(Page and application data records)
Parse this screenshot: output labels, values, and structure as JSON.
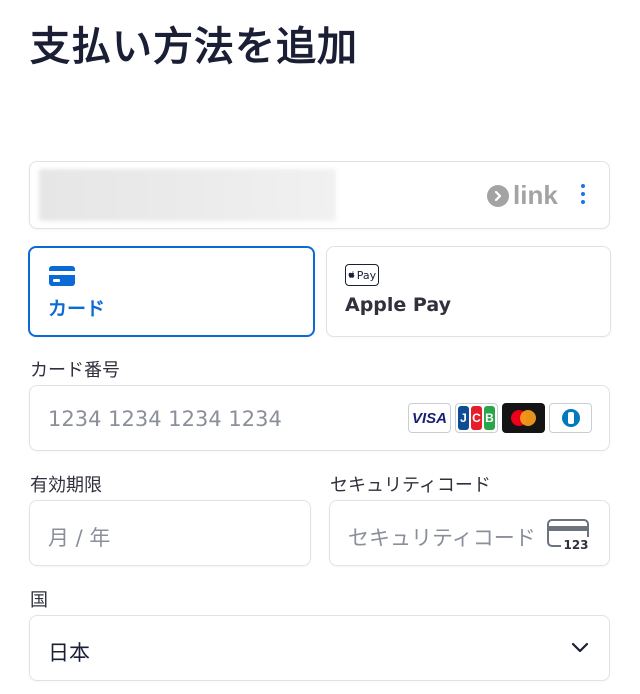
{
  "page": {
    "title": "支払い方法を追加"
  },
  "link": {
    "logo_text": "link"
  },
  "tabs": [
    {
      "label": "カード",
      "selected": true
    },
    {
      "label": "Apple Pay",
      "badge_text": "Pay",
      "selected": false
    }
  ],
  "card_number": {
    "label": "カード番号",
    "placeholder": "1234 1234 1234 1234"
  },
  "brands": {
    "visa": "VISA",
    "jcb": [
      "J",
      "C",
      "B"
    ]
  },
  "expiry": {
    "label": "有効期限",
    "placeholder": "月 / 年"
  },
  "cvc": {
    "label": "セキュリティコード",
    "placeholder": "セキュリティコード",
    "icon_text": "123"
  },
  "country": {
    "label": "国",
    "value": "日本"
  },
  "colors": {
    "accent": "#0a6bd7",
    "text": "#1a1f36",
    "border": "#dfe3e8",
    "placeholder": "#8a8f99"
  }
}
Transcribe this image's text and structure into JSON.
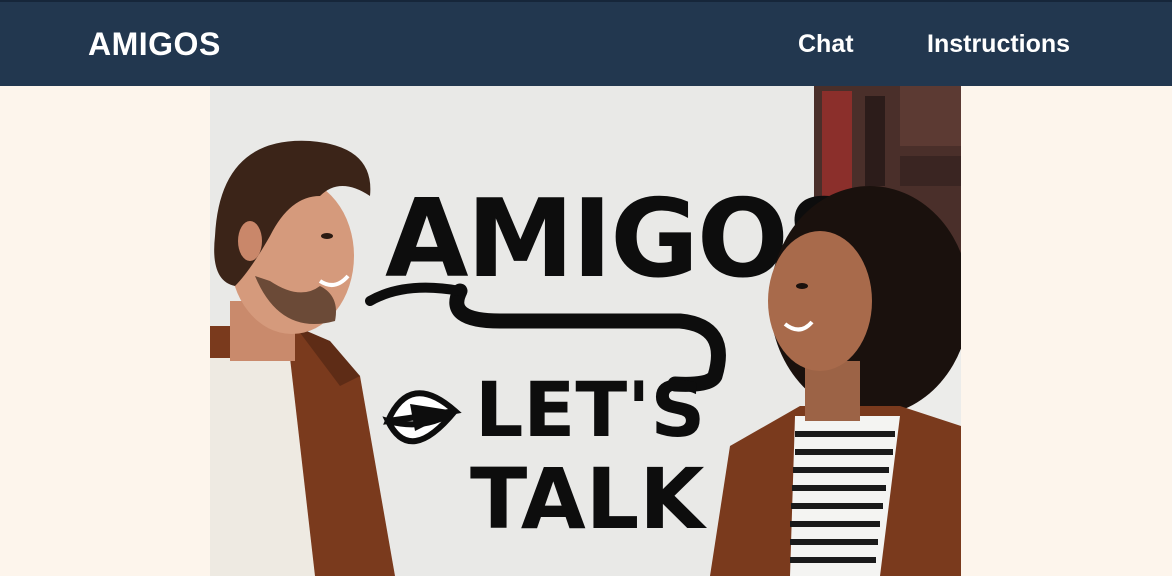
{
  "navbar": {
    "brand": "AMIGOS",
    "links": [
      "Chat",
      "Instructions"
    ]
  },
  "hero": {
    "sign_title": "AMIGOS",
    "sign_line1": "LET'S",
    "sign_line2": "TALK"
  },
  "colors": {
    "navbar_bg": "#22374f",
    "page_bg": "#fdf5ec",
    "nav_text": "#ffffff"
  }
}
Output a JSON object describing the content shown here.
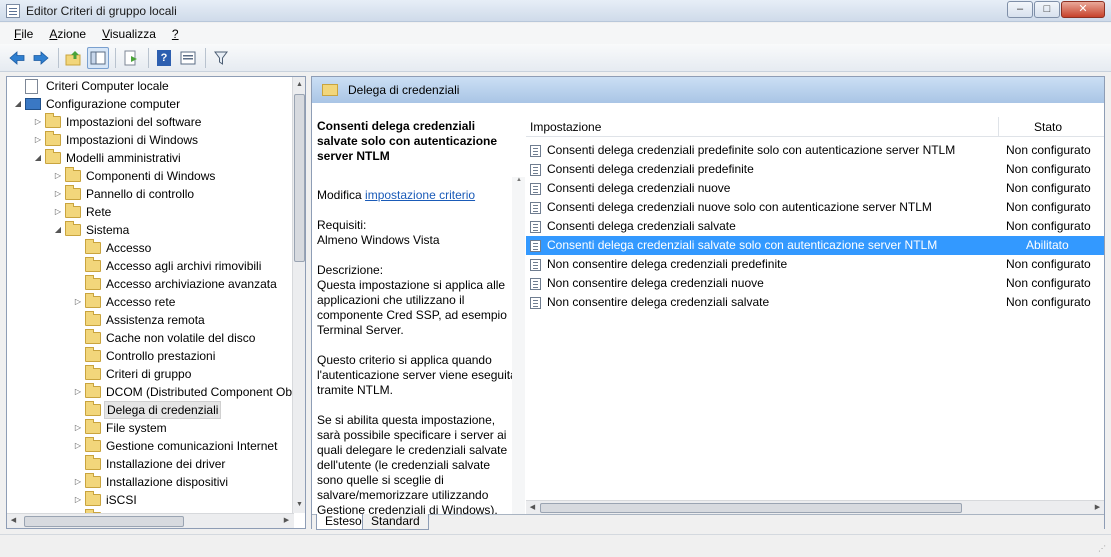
{
  "window": {
    "title": "Editor Criteri di gruppo locali",
    "minimize": "–",
    "maximize": "□",
    "close": "✕"
  },
  "menu": [
    {
      "label": "File",
      "accel": "F",
      "rest": "ile"
    },
    {
      "label": "Azione",
      "accel": "A",
      "rest": "zione"
    },
    {
      "label": "Visualizza",
      "accel": "V",
      "rest": "isualizza"
    },
    {
      "label": "?",
      "accel": "?",
      "rest": ""
    }
  ],
  "toolbar": {
    "back_icon": "arrow-left-icon",
    "forward_icon": "arrow-right-icon",
    "up_icon": "folder-up-icon",
    "show_tree_icon": "show-hide-tree-icon",
    "export_icon": "export-list-icon",
    "help_icon": "help-icon",
    "properties_icon": "properties-icon",
    "filter_icon": "filter-icon"
  },
  "tree": [
    {
      "label": "Criteri Computer locale",
      "type": "doc",
      "level": 0,
      "expander": ""
    },
    {
      "label": "Configurazione computer",
      "type": "pc",
      "level": 0,
      "expander": "◢"
    },
    {
      "label": "Impostazioni del software",
      "type": "folder",
      "level": 1,
      "expander": "▷"
    },
    {
      "label": "Impostazioni di Windows",
      "type": "folder",
      "level": 1,
      "expander": "▷"
    },
    {
      "label": "Modelli amministrativi",
      "type": "folder",
      "level": 1,
      "expander": "◢"
    },
    {
      "label": "Componenti di Windows",
      "type": "folder",
      "level": 2,
      "expander": "▷"
    },
    {
      "label": "Pannello di controllo",
      "type": "folder",
      "level": 2,
      "expander": "▷"
    },
    {
      "label": "Rete",
      "type": "folder",
      "level": 2,
      "expander": "▷"
    },
    {
      "label": "Sistema",
      "type": "folder",
      "level": 2,
      "expander": "◢"
    },
    {
      "label": "Accesso",
      "type": "folder",
      "level": 3,
      "expander": ""
    },
    {
      "label": "Accesso agli archivi rimovibili",
      "type": "folder",
      "level": 3,
      "expander": ""
    },
    {
      "label": "Accesso archiviazione avanzata",
      "type": "folder",
      "level": 3,
      "expander": ""
    },
    {
      "label": "Accesso rete",
      "type": "folder",
      "level": 3,
      "expander": "▷"
    },
    {
      "label": "Assistenza remota",
      "type": "folder",
      "level": 3,
      "expander": ""
    },
    {
      "label": "Cache non volatile del disco",
      "type": "folder",
      "level": 3,
      "expander": ""
    },
    {
      "label": "Controllo prestazioni",
      "type": "folder",
      "level": 3,
      "expander": ""
    },
    {
      "label": "Criteri di gruppo",
      "type": "folder",
      "level": 3,
      "expander": ""
    },
    {
      "label": "DCOM (Distributed Component Ob",
      "type": "folder",
      "level": 3,
      "expander": "▷"
    },
    {
      "label": "Delega di credenziali",
      "type": "folder",
      "level": 3,
      "expander": "",
      "selected": true
    },
    {
      "label": "File system",
      "type": "folder",
      "level": 3,
      "expander": "▷"
    },
    {
      "label": "Gestione comunicazioni Internet",
      "type": "folder",
      "level": 3,
      "expander": "▷"
    },
    {
      "label": "Installazione dei driver",
      "type": "folder",
      "level": 3,
      "expander": ""
    },
    {
      "label": "Installazione dispositivi",
      "type": "folder",
      "level": 3,
      "expander": "▷"
    },
    {
      "label": "iSCSI",
      "type": "folder",
      "level": 3,
      "expander": "▷"
    },
    {
      "label": "Kerb",
      "type": "folder",
      "level": 3,
      "expander": ""
    }
  ],
  "header": {
    "title": "Delega di credenziali"
  },
  "description": {
    "title": "Consenti delega credenziali salvate solo con autenticazione server NTLM",
    "edit_prefix": "Modifica ",
    "edit_link": "impostazione criterio",
    "requirements_label": "Requisiti:",
    "requirements_value": "Almeno Windows Vista",
    "description_label": "Descrizione:",
    "paragraph1": "Questa impostazione si applica alle applicazioni che utilizzano il componente Cred SSP, ad esempio Terminal Server.",
    "paragraph2": "Questo criterio si applica quando l'autenticazione server viene eseguita tramite NTLM.",
    "paragraph3": "Se si abilita questa impostazione, sarà possibile specificare i server ai quali delegare le credenziali salvate dell'utente (le credenziali salvate sono quelle si sceglie di salvare/memorizzare utilizzando Gestione credenziali di Windows)."
  },
  "list": {
    "col_setting": "Impostazione",
    "col_state": "Stato",
    "rows": [
      {
        "name": "Consenti delega credenziali predefinite solo con autenticazione server NTLM",
        "state": "Non configurato"
      },
      {
        "name": "Consenti delega credenziali predefinite",
        "state": "Non configurato"
      },
      {
        "name": "Consenti delega credenziali nuove",
        "state": "Non configurato"
      },
      {
        "name": "Consenti delega credenziali nuove solo con autenticazione server NTLM",
        "state": "Non configurato"
      },
      {
        "name": "Consenti delega credenziali salvate",
        "state": "Non configurato"
      },
      {
        "name": "Consenti delega credenziali salvate solo con autenticazione server NTLM",
        "state": "Abilitato",
        "selected": true
      },
      {
        "name": "Non consentire delega credenziali predefinite",
        "state": "Non configurato"
      },
      {
        "name": "Non consentire delega credenziali nuove",
        "state": "Non configurato"
      },
      {
        "name": "Non consentire delega credenziali salvate",
        "state": "Non configurato"
      }
    ]
  },
  "tabs": [
    {
      "label": "Esteso",
      "active": true
    },
    {
      "label": "Standard",
      "active": false
    }
  ],
  "colors": {
    "selection": "#3399ff",
    "header_band": "#b7cfe9",
    "link": "#1a5bb8"
  }
}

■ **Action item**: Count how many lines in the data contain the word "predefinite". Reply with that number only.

■ **Problem solution**: 3